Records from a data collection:
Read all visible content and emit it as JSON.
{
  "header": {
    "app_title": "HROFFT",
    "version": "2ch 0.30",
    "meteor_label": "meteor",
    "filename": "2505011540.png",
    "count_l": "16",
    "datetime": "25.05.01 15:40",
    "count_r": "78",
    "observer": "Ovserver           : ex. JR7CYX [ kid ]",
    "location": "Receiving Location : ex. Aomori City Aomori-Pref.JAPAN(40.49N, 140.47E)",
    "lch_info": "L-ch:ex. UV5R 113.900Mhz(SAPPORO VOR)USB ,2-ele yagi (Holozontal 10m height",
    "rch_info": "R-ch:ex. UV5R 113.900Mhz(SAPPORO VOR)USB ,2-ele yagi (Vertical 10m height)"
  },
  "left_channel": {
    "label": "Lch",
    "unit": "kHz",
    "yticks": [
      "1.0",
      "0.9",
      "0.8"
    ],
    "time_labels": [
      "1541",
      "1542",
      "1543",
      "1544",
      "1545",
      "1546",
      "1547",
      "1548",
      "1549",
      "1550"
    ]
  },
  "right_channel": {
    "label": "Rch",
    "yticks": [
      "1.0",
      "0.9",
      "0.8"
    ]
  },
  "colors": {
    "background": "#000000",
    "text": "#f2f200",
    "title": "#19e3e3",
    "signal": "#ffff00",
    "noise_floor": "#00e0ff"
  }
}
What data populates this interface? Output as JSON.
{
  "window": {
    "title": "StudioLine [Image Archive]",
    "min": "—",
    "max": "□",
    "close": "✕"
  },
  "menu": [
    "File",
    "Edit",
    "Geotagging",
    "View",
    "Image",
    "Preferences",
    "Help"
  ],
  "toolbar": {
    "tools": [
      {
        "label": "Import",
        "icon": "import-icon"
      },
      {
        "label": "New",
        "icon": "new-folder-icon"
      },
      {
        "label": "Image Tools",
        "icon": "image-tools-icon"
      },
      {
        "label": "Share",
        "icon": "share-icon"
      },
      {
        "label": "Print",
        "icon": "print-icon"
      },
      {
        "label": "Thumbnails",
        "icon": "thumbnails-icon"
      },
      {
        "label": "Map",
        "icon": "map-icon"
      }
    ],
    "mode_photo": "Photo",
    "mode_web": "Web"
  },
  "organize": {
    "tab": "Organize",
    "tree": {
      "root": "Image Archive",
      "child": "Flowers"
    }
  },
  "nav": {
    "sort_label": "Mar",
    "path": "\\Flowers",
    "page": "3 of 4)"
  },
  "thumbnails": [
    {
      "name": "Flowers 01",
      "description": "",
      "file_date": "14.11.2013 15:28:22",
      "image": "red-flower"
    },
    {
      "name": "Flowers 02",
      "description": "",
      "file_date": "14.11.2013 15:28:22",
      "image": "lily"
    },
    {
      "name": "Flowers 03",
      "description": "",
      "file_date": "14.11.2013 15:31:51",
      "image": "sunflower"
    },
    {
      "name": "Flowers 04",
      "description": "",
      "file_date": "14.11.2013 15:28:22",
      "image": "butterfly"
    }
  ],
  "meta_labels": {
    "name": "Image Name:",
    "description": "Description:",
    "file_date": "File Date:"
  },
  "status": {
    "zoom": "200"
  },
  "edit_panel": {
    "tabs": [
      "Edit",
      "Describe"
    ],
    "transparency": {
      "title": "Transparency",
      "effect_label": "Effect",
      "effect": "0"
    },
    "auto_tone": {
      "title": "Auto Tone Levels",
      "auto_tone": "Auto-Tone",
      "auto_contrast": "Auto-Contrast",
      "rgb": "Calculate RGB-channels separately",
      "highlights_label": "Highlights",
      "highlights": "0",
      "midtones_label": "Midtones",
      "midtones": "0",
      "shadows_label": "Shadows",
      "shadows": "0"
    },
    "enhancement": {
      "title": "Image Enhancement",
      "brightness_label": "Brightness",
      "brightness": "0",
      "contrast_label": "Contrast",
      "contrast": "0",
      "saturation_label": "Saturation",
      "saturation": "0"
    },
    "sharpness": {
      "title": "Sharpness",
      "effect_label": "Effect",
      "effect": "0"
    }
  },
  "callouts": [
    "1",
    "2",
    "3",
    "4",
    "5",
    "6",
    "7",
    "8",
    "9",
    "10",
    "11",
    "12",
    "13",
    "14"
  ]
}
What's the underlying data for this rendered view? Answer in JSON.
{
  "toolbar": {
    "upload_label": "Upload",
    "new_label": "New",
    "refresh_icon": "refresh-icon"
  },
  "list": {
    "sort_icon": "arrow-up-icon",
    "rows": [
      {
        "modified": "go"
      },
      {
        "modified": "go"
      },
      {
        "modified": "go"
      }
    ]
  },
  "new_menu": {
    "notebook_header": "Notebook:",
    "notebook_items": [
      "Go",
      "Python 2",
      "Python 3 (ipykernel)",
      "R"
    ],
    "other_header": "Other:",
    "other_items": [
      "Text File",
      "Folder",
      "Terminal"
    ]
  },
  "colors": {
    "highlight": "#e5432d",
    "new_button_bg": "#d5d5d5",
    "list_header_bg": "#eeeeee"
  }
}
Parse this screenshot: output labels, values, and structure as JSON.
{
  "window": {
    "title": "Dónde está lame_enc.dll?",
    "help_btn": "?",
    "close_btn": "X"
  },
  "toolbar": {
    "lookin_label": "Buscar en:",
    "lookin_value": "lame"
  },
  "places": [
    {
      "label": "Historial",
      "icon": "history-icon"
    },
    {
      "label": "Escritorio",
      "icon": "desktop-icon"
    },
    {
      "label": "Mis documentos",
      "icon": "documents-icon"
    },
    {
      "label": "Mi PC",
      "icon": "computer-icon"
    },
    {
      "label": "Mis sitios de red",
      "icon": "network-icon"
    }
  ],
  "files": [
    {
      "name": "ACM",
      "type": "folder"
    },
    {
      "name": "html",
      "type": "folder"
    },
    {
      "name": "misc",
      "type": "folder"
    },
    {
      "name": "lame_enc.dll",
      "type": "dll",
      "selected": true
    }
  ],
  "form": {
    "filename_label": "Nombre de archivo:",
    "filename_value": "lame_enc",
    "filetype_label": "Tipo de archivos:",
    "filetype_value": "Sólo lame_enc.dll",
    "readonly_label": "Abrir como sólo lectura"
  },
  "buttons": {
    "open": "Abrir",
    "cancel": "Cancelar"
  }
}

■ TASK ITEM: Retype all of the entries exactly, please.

■ TASK RESPONSE:
Read all visible content and emit it as JSON.
{
  "header": {
    "app_title": "HROFFT",
    "version": "2ch 0.30",
    "meteor_label": "meteor",
    "filename": "2505011540.png",
    "count_l": "16",
    "datetime": "25.05.01 15:40",
    "count_r": "78",
    "observer": "Ovserver           : ex. JR7CYX [ kid ]",
    "location": "Receiving Location : ex. Aomori City Aomori-Pref.JAPAN(40.49N, 140.47E)",
    "lch_info": "L-ch:ex. UV5R 113.900Mhz(SAPPORO VOR)USB ,2-ele yagi (Holozontal 10m height",
    "rch_info": "R-ch:ex. UV5R 113.900Mhz(SAPPORO VOR)USB ,2-ele yagi (Vertical 10m height)"
  },
  "left_channel": {
    "label": "Lch",
    "unit": "kHz",
    "yticks": [
      "1.0",
      "0.9",
      "0.8"
    ],
    "time_labels": [
      "1541",
      "1542",
      "1543",
      "1544",
      "1545",
      "1546",
      "1547",
      "1548",
      "1549",
      "1550"
    ]
  },
  "right_channel": {
    "label": "Rch",
    "yticks": [
      "1.0",
      "0.9",
      "0.8"
    ]
  },
  "colors": {
    "background": "#000000",
    "text": "#f2f200",
    "title": "#19e3e3",
    "signal": "#ffff00",
    "noise_floor": "#00e0ff"
  }
}
What data populates this interface? Output as JSON.
{
  "window": {
    "title": "StudioLine [Image Archive]",
    "min": "—",
    "max": "□",
    "close": "✕"
  },
  "menu": [
    "File",
    "Edit",
    "Geotagging",
    "View",
    "Image",
    "Preferences",
    "Help"
  ],
  "toolbar": {
    "tools": [
      {
        "label": "Import",
        "icon": "import-icon"
      },
      {
        "label": "New",
        "icon": "new-folder-icon"
      },
      {
        "label": "Image Tools",
        "icon": "image-tools-icon"
      },
      {
        "label": "Share",
        "icon": "share-icon"
      },
      {
        "label": "Print",
        "icon": "print-icon"
      },
      {
        "label": "Thumbnails",
        "icon": "thumbnails-icon"
      },
      {
        "label": "Map",
        "icon": "map-icon"
      }
    ],
    "mode_photo": "Photo",
    "mode_web": "Web"
  },
  "organize": {
    "tab": "Organize",
    "tree": {
      "root": "Image Archive",
      "child": "Flowers"
    }
  },
  "nav": {
    "sort_label": "Mar",
    "path": "\\Flowers",
    "page": "3 of 4)"
  },
  "thumbnails": [
    {
      "name": "Flowers 01",
      "description": "",
      "file_date": "14.11.2013 15:28:22",
      "image": "red-flower"
    },
    {
      "name": "Flowers 02",
      "description": "",
      "file_date": "14.11.2013 15:28:22",
      "image": "lily"
    },
    {
      "name": "Flowers 03",
      "description": "",
      "file_date": "14.11.2013 15:31:51",
      "image": "sunflower"
    },
    {
      "name": "Flowers 04",
      "description": "",
      "file_date": "14.11.2013 15:28:22",
      "image": "butterfly"
    }
  ],
  "meta_labels": {
    "name": "Image Name:",
    "description": "Description:",
    "file_date": "File Date:"
  },
  "status": {
    "zoom": "200"
  },
  "edit_panel": {
    "tabs": [
      "Edit",
      "Describe"
    ],
    "transparency": {
      "title": "Transparency",
      "effect_label": "Effect",
      "effect": "0"
    },
    "auto_tone": {
      "title": "Auto Tone Levels",
      "auto_tone": "Auto-Tone",
      "auto_contrast": "Auto-Contrast",
      "rgb": "Calculate RGB-channels separately",
      "highlights_label": "Highlights",
      "highlights": "0",
      "midtones_label": "Midtones",
      "midtones": "0",
      "shadows_label": "Shadows",
      "shadows": "0"
    },
    "enhancement": {
      "title": "Image Enhancement",
      "brightness_label": "Brightness",
      "brightness": "0",
      "contrast_label": "Contrast",
      "contrast": "0",
      "saturation_label": "Saturation",
      "saturation": "0"
    },
    "sharpness": {
      "title": "Sharpness",
      "effect_label": "Effect",
      "effect": "0"
    }
  },
  "callouts": [
    "1",
    "2",
    "3",
    "4",
    "5",
    "6",
    "7",
    "8",
    "9",
    "10",
    "11",
    "12",
    "13",
    "14"
  ]
}
What's the underlying data for this rendered view? Answer in JSON.
{
  "toolbar": {
    "upload_label": "Upload",
    "new_label": "New",
    "refresh_icon": "refresh-icon"
  },
  "list": {
    "sort_icon": "arrow-up-icon",
    "rows": [
      {
        "modified": "go"
      },
      {
        "modified": "go"
      },
      {
        "modified": "go"
      }
    ]
  },
  "new_menu": {
    "notebook_header": "Notebook:",
    "notebook_items": [
      "Go",
      "Python 2",
      "Python 3 (ipykernel)",
      "R"
    ],
    "other_header": "Other:",
    "other_items": [
      "Text File",
      "Folder",
      "Terminal"
    ]
  },
  "colors": {
    "highlight": "#e5432d",
    "new_button_bg": "#d5d5d5",
    "list_header_bg": "#eeeeee"
  }
}
Parse this screenshot: output labels, values, and structure as JSON.
{
  "window": {
    "title": "Dónde está lame_enc.dll?",
    "help_btn": "?",
    "close_btn": "X"
  },
  "toolbar": {
    "lookin_label": "Buscar en:",
    "lookin_value": "lame"
  },
  "places": [
    {
      "label": "Historial",
      "icon": "history-icon"
    },
    {
      "label": "Escritorio",
      "icon": "desktop-icon"
    },
    {
      "label": "Mis documentos",
      "icon": "documents-icon"
    },
    {
      "label": "Mi PC",
      "icon": "computer-icon"
    },
    {
      "label": "Mis sitios de red",
      "icon": "network-icon"
    }
  ],
  "files": [
    {
      "name": "ACM",
      "type": "folder"
    },
    {
      "name": "html",
      "type": "folder"
    },
    {
      "name": "misc",
      "type": "folder"
    },
    {
      "name": "lame_enc.dll",
      "type": "dll",
      "selected": true
    }
  ],
  "form": {
    "filename_label": "Nombre de archivo:",
    "filename_value": "lame_enc",
    "filetype_label": "Tipo de archivos:",
    "filetype_value": "Sólo lame_enc.dll",
    "readonly_label": "Abrir como sólo lectura"
  },
  "buttons": {
    "open": "Abrir",
    "cancel": "Cancelar"
  }
}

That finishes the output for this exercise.